Interface dataset entries

"""

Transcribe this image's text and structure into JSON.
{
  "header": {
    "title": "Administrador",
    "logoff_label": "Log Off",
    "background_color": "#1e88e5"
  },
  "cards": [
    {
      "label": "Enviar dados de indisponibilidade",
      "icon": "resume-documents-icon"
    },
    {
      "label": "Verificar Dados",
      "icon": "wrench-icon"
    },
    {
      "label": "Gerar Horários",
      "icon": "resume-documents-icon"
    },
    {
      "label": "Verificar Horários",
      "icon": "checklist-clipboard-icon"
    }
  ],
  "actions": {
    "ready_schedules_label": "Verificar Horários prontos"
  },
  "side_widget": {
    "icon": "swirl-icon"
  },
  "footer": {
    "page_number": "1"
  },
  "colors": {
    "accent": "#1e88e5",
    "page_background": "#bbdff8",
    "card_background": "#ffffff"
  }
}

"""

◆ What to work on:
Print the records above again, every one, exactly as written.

◆ Reply to the task:
Transcribe this image's text and structure into JSON.
{
  "header": {
    "title": "Administrador",
    "logoff_label": "Log Off",
    "background_color": "#1e88e5"
  },
  "cards": [
    {
      "label": "Enviar dados de indisponibilidade",
      "icon": "resume-documents-icon"
    },
    {
      "label": "Verificar Dados",
      "icon": "wrench-icon"
    },
    {
      "label": "Gerar Horários",
      "icon": "resume-documents-icon"
    },
    {
      "label": "Verificar Horários",
      "icon": "checklist-clipboard-icon"
    }
  ],
  "actions": {
    "ready_schedules_label": "Verificar Horários prontos"
  },
  "side_widget": {
    "icon": "swirl-icon"
  },
  "footer": {
    "page_number": "1"
  },
  "colors": {
    "accent": "#1e88e5",
    "page_background": "#bbdff8",
    "card_background": "#ffffff"
  }
}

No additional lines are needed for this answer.